Tracy Evans – Community services director
In honour of International Women's Day, Tracy Evans, community services director and a member of our operational management team, shares her reflections on a 40 year career:
"I joined the NHS in July 1981 as a student nurse. I’d strived through school and college to gain a place studying nursing as I saw this as my vocation. My grandmother lived with us when I was growing up and she had instilled in me the importance and value of looking after and caring for others. I had also volunteered with St John’s Ambulance and the Red Cross and knew this was the career I would thrive in.
At 18 years old, I arrived at Musgrove Park Hospital to begin my nursing training. I worked alongside some great professionals and made lifelong friends – including meeting a colleague on my first day who remains to this day, one of my closest friends.
I qualified in 1984, taking my finals just 6 weeks after I got married. My first role was as a staff nurse on the gynaecology ward and I progressed to senior staff nurse and then sister, before I left to have my son in 1987. I returned to work 11 weeks after he was born, as I was able to work part time. I stayed working in gyneacology and paediatrics, reaching the role of matron for women’s services, until moving on in 2005, to join what was then the local primary care trust (PCT) at Taunton Deane. I first worked as a therapy services manager at Dene Barton and progressed onto further roles in the community, including sexual health.
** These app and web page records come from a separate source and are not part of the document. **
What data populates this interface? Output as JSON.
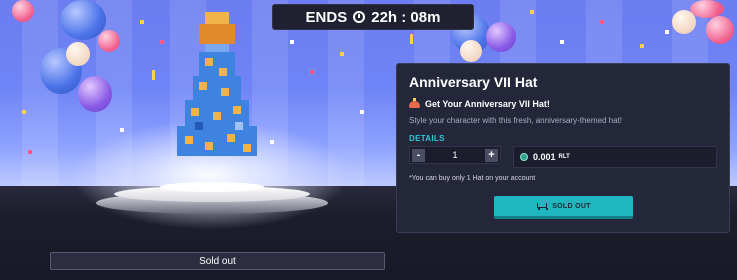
{
  "countdown": {
    "prefix": "ENDS",
    "time": "22h : 08m",
    "icon": "clock-icon"
  },
  "item_panel": {
    "title": "Anniversary VII Hat",
    "subtitle": "Get Your Anniversary VII Hat!",
    "subtitle_icon": "party-hat-icon",
    "description": "Style your character with this fresh, anniversary-themed hat!",
    "details_label": "DETAILS",
    "quantity": {
      "value": "1",
      "minus": "-",
      "plus": "+"
    },
    "price": {
      "amount": "0.001",
      "unit": "RLT",
      "icon": "rlt-coin-icon"
    },
    "limit_note": "*You can buy only 1 Hat on your account",
    "buy_button": {
      "label": "SOLD OUT",
      "icon": "cart-icon"
    }
  },
  "status_bar": {
    "label": "Sold out"
  },
  "colors": {
    "accent": "#1fb6bf",
    "details": "#2ec6d2",
    "panel_bg": "#24263a",
    "hat_blue": "#3f83e0",
    "hat_orange": "#e89a38"
  }
}
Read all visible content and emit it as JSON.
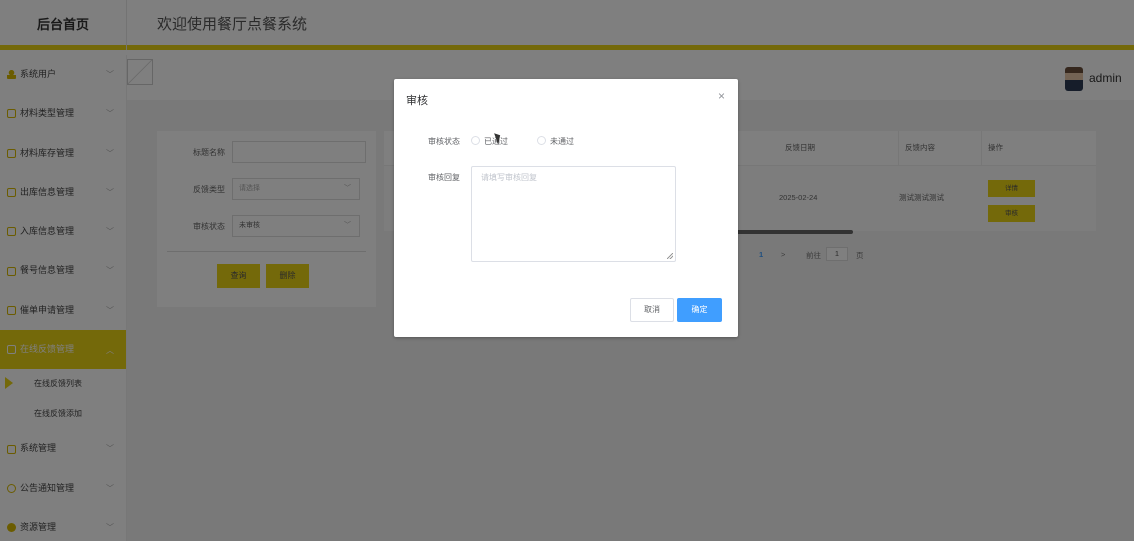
{
  "header": {
    "brand": "后台首页",
    "welcome": "欢迎使用餐厅点餐系统"
  },
  "sidebar": {
    "items": [
      {
        "label": "系统用户",
        "icon": "user-icon"
      },
      {
        "label": "材料类型管理",
        "icon": "edit-icon"
      },
      {
        "label": "材料库存管理",
        "icon": "edit-icon"
      },
      {
        "label": "出库信息管理",
        "icon": "edit-icon"
      },
      {
        "label": "入库信息管理",
        "icon": "edit-icon"
      },
      {
        "label": "餐号信息管理",
        "icon": "edit-icon"
      },
      {
        "label": "催单申请管理",
        "icon": "edit-icon"
      },
      {
        "label": "在线反馈管理",
        "icon": "edit-icon",
        "active": true
      },
      {
        "label": "系统管理",
        "icon": "image-icon"
      },
      {
        "label": "公告通知管理",
        "icon": "info-icon"
      },
      {
        "label": "资源管理",
        "icon": "dot-icon"
      }
    ],
    "sub_items": [
      "在线反馈列表",
      "在线反馈添加"
    ]
  },
  "topbar": {
    "username": "admin"
  },
  "search": {
    "title_label": "标题名称",
    "title_value": "",
    "type_label": "反馈类型",
    "type_placeholder": "请选择",
    "status_label": "审核状态",
    "status_value": "未审核",
    "query_button": "查询",
    "delete_button": "删除"
  },
  "table": {
    "columns": [
      "反馈日期",
      "反馈内容",
      "操作"
    ],
    "rows": [
      {
        "date": "2025-02-24",
        "content": "测试测试测试",
        "detail": "详情",
        "review": "审核"
      }
    ]
  },
  "pager": {
    "current": "1",
    "next": ">",
    "goto": "前往",
    "page_input": "1",
    "page_suffix": "页"
  },
  "dialog": {
    "title": "审核",
    "close": "×",
    "status_label": "审核状态",
    "option_pass": "已通过",
    "option_fail": "未通过",
    "reply_label": "审核回复",
    "reply_placeholder": "请填写审核回复",
    "cancel": "取消",
    "confirm": "确定"
  },
  "colors": {
    "accent": "#e8d215",
    "primary": "#409eff",
    "overlay": "rgba(0,0,0,0.5)"
  }
}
Somerset community health then merged with Sompar, so this was my first experience of working in mental health. I leant a lot, and met many inspirational people who were very passionate about joining up physical and mental health services. When Sompar merged with Taunton and Somerset NHS Trust last year, I returned to Musgrove Park Hospital and it felt like coming back home again, to the place where I had started my career and working with some of the same faces I’d met all those years ago. It felt like a jigsaw coming together.
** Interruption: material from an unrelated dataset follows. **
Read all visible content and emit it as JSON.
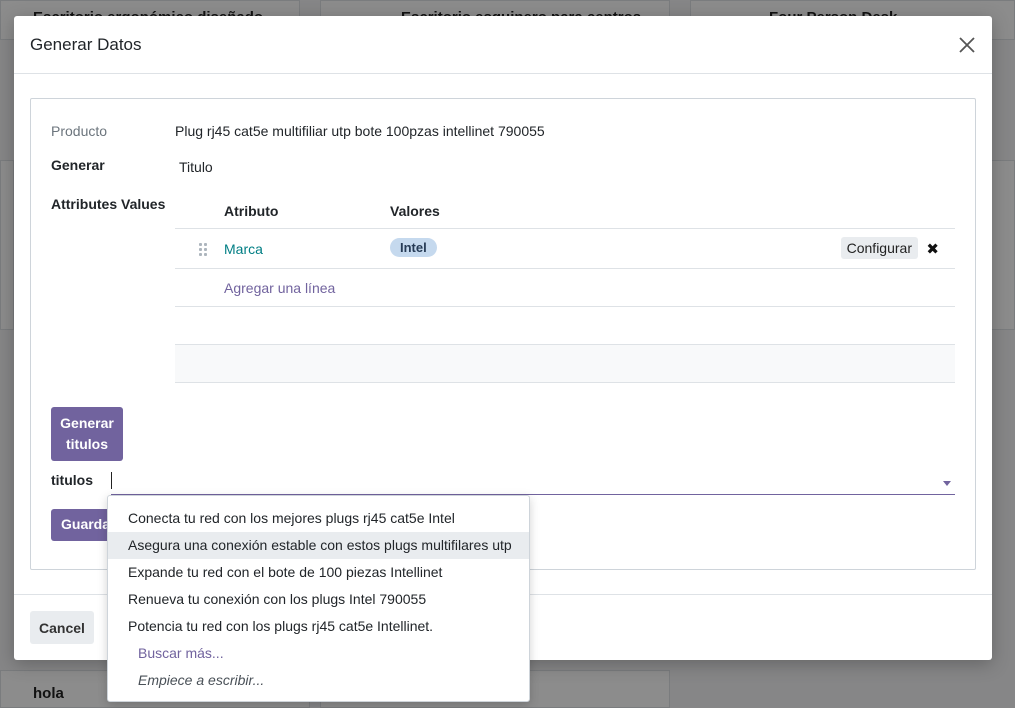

I lost my son tragically in 2008. This inspired me to start my charity, supporting people in Somerset with diabetes and their families. I wanted to find something positive out of such terrible loss and honour my son’s memory through being able to support others, raise money and awareness and help people and their families. It means a lot to us.
Over the years I have seen lots of changes, including the PCT becoming a clinical commissioning group (CCG). I have held various leadership roles, focused on working within community hospitals and teams. What I’ve been inspired by is the leaders I’ve met along the way and female colleagues who have broken the glass ceiling. Things were very different in the 1980s when I started working; there weren’t as many roles and jobs for women and women didn’t sit on boards or hold senior roles. When I was training, there was also only one male nurse, to 22 female nurses, so nursing was a very female dominated environment. It’s been wonderful to watch this progress and change over the years and for inclusion and diversity to become an integral part of our organisation. I’m really inspired by the work that Sunny Sander-Jackson has done across the trust and I’m inspired daily by our colleague networks, as they champion and support people across the organisation. I’m passionate about mentoring and recognising talent and want to inspire women to take leadership roles.
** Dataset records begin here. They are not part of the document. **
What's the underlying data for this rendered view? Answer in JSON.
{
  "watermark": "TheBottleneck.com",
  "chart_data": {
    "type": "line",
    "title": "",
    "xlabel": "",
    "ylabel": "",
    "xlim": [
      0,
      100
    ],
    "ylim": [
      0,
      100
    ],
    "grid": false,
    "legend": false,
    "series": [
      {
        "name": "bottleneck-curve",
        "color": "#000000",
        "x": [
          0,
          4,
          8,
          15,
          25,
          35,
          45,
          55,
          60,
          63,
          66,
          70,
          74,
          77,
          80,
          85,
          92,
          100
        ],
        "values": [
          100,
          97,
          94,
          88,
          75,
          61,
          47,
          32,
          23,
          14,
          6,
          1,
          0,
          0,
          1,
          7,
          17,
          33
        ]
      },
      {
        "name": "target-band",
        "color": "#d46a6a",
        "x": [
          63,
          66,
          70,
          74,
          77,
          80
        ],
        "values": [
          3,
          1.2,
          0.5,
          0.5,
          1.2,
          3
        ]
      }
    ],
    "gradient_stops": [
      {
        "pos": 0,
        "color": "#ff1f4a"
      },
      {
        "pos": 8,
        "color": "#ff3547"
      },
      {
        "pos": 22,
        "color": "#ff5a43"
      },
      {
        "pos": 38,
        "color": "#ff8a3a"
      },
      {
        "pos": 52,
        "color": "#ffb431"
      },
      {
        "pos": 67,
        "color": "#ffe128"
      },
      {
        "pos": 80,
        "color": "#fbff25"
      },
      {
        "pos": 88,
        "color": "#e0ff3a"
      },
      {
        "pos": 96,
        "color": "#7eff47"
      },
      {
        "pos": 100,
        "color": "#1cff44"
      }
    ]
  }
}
Outside of work, I support my local community, read a lot and am active on Twitter so I can network and pass on learning to other people. My husband is passionate about rugby and so I’ve been involved in the rugby board at our local club and have been the only female life member, in its 125 year history. I have also been a school governor and so had a voice in leadership but in a totally different environment. You have to learn to challenge and make difficult decisions, but as a volunteer rather than employee, as governors are volunteers as well as leaders. I’m driven by wanting to improve education and opportunities for young people.
I’d say to all my colleagues to develop as a coach and mentor for others and especially for young people. Looking back, the biggest change has been recognition of equality on the workplace. Women can progress through the glass ceiling. What we’re also seeing now is that people have been inspired by the hard work and dedication of colleagues through the pandemic and people want to join the NHS and student nurse numbers have gone up significantly. There are so many wider opportunities now in nursing. I’m in awe of the people I work with, with everyone working so hard to make a difference. I’m so proud to be a woman in the NHS."